Thanks to the South-to-North Water Diversion plan, people in the drought-prone north may eventually tap into the water from the Yangtze River. But this also means thousands of people have to be relocated in Central China's Hubei Province.
The Danjiangkou reservoir will be expanded to serve as a source for the water diversion project. But to make way, tens of thousands of residents in central Hubei Province are being relocated to 20 counties throughout the province.
CCTV reporter Shen Le said, "The last time China moved so many people was for the Three Gorges Dam, the world's largest hydroelectric project, on the Yangtze River in the late 1990's. Back then 1.4 million people were relocated as their villages would be submerged beneath a reservoir hundreds of kilometers long. The project was completed in 2006.
But this time, the biggest challenge is time. 60 thousand people in just 50 days."

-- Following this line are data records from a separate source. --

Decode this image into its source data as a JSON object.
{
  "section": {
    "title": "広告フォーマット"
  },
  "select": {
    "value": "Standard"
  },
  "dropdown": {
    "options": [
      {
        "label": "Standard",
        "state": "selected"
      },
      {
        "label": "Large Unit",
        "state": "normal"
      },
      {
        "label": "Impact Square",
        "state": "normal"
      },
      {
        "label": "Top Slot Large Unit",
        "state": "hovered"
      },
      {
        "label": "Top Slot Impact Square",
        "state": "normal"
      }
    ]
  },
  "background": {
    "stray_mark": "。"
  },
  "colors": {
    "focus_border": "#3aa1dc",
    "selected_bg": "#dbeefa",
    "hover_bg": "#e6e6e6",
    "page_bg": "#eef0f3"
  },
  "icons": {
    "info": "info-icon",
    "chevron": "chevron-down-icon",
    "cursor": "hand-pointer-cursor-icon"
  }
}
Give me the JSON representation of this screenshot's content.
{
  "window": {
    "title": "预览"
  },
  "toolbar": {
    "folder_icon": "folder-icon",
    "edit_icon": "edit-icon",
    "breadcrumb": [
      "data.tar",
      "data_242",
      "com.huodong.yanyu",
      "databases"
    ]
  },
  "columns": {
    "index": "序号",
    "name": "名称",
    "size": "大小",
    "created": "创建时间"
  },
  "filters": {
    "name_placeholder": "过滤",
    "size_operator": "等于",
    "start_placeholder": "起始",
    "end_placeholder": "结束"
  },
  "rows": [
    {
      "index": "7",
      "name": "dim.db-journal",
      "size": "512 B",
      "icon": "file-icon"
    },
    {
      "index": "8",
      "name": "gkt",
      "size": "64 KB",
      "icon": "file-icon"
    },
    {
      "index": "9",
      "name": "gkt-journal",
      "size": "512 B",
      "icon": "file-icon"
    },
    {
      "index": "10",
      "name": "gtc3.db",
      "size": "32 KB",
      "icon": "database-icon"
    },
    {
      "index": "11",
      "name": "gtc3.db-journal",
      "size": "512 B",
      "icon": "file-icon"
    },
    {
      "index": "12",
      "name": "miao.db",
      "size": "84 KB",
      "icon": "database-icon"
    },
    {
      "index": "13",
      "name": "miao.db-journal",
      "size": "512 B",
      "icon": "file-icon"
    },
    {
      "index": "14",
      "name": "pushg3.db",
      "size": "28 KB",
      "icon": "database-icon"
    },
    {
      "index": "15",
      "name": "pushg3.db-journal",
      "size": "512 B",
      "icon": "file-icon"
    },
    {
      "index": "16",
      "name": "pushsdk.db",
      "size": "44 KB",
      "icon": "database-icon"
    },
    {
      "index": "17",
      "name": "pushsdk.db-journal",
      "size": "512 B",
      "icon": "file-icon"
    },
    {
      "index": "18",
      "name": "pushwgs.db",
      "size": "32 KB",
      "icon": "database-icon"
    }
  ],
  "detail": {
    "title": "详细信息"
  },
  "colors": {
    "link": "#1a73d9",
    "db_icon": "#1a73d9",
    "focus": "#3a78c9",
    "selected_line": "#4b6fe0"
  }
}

It is six-o'clock in the morning at the Liaowa village in Yun County. The caravan carrying the first batch of 300 residents are ready to leave the mountainous areas. But some of their relatives need to stay longer to look after the crops.
The passengers are heading to their new hometown 300 kilometers away.

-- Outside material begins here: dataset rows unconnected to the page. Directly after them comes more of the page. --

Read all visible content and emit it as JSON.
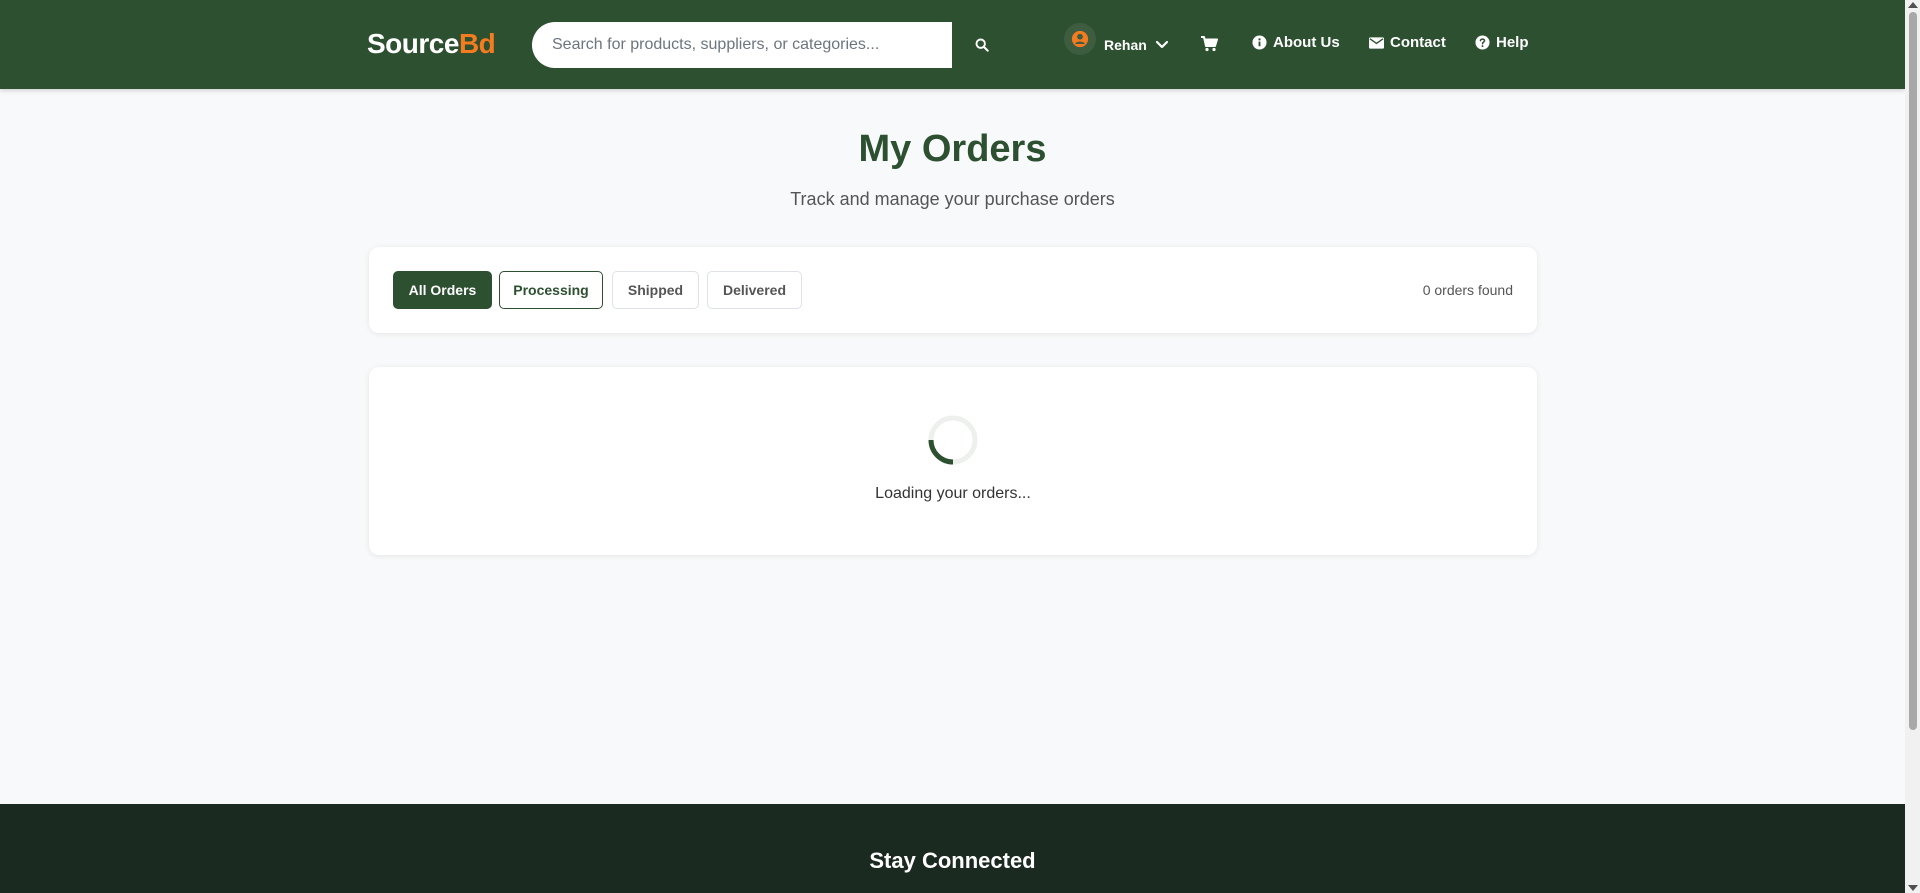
{
  "header": {
    "logo_main": "Source",
    "logo_accent": "Bd",
    "search_placeholder": "Search for products, suppliers, or categories...",
    "user_name": "Rehan",
    "nav": {
      "about": "About Us",
      "contact": "Contact",
      "help": "Help"
    }
  },
  "main": {
    "title": "My Orders",
    "subtitle": "Track and manage your purchase orders",
    "filters": [
      {
        "label": "All Orders",
        "state": "active"
      },
      {
        "label": "Processing",
        "state": "outline"
      },
      {
        "label": "Shipped",
        "state": "plain"
      },
      {
        "label": "Delivered",
        "state": "plain"
      }
    ],
    "order_count": "0 orders found",
    "loading_text": "Loading your orders..."
  },
  "footer": {
    "title": "Stay Connected"
  },
  "colors": {
    "brand_green": "#2d5031",
    "accent_orange": "#f47b20",
    "footer_dark": "#1b2a21"
  },
  "icons": {
    "search": "search-icon",
    "user": "user-circle-icon",
    "chevron": "chevron-down-icon",
    "cart": "cart-icon",
    "about": "info-icon",
    "contact": "envelope-icon",
    "help": "question-icon"
  }
}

A relocated villager said, "We all are willing to move. I want to see the outside world, a bigger world."
The journey is long and tedious. Many fall asleep on the bus.
But the loud noise of firecrackers wakes them, as government officials welcome their arrival at the newly constructed relocation compound in Touhao village in Huchang township.

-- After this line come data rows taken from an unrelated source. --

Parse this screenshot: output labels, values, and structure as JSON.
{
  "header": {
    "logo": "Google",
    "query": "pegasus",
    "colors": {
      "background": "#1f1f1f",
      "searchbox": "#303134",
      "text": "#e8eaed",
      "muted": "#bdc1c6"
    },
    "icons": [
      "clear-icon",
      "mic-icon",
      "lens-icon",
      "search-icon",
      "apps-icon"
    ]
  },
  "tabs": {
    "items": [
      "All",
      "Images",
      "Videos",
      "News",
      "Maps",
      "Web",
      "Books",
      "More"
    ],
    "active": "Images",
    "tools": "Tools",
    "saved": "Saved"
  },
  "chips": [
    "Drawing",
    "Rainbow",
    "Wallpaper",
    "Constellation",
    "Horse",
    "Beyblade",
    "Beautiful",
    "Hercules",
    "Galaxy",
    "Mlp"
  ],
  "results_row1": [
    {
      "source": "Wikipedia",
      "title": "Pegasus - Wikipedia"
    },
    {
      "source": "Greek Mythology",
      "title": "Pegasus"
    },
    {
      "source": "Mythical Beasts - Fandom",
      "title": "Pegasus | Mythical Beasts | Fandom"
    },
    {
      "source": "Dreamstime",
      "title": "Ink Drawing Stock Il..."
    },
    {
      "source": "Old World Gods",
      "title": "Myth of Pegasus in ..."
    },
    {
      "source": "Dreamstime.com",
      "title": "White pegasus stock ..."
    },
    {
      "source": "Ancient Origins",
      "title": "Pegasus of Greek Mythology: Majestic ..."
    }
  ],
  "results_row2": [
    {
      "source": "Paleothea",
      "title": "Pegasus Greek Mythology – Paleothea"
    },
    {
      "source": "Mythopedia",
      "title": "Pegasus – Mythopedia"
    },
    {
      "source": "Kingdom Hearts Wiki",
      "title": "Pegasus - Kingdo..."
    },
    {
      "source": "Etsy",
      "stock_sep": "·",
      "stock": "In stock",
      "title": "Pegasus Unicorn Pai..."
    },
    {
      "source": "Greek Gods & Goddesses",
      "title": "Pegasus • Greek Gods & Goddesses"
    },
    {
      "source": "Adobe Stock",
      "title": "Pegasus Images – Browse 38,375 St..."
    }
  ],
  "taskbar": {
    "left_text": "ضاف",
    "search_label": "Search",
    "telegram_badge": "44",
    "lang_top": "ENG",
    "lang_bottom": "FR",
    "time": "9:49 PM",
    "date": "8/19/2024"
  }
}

To make it easier for the newcomers to settle in, the local government assigned an official to each and every relocated family. The official's responsibility ranges from answering questions to replacing broken light bulbs.
You have any questions, you come to me. This is my ID card with my name on it.
Here, everything from running water to biogas is ready for the newly migrated villagers. Each household receives a bottle of cooking oil, a bag of rice and some vegetables for the first few days.
The migrated villagers will receive a one-off payment and enjoy a government subsidy for the next 20 years.
For most Chinese, the concept of a hometown is crucial. Especially in an age when many rural residents seek work in cities in the rich coastal regions. Those leaving Danjiangkou will be given a new hometown. But conditions will be so different that it will be a challenge to adjust.
Editor: Dong Jirong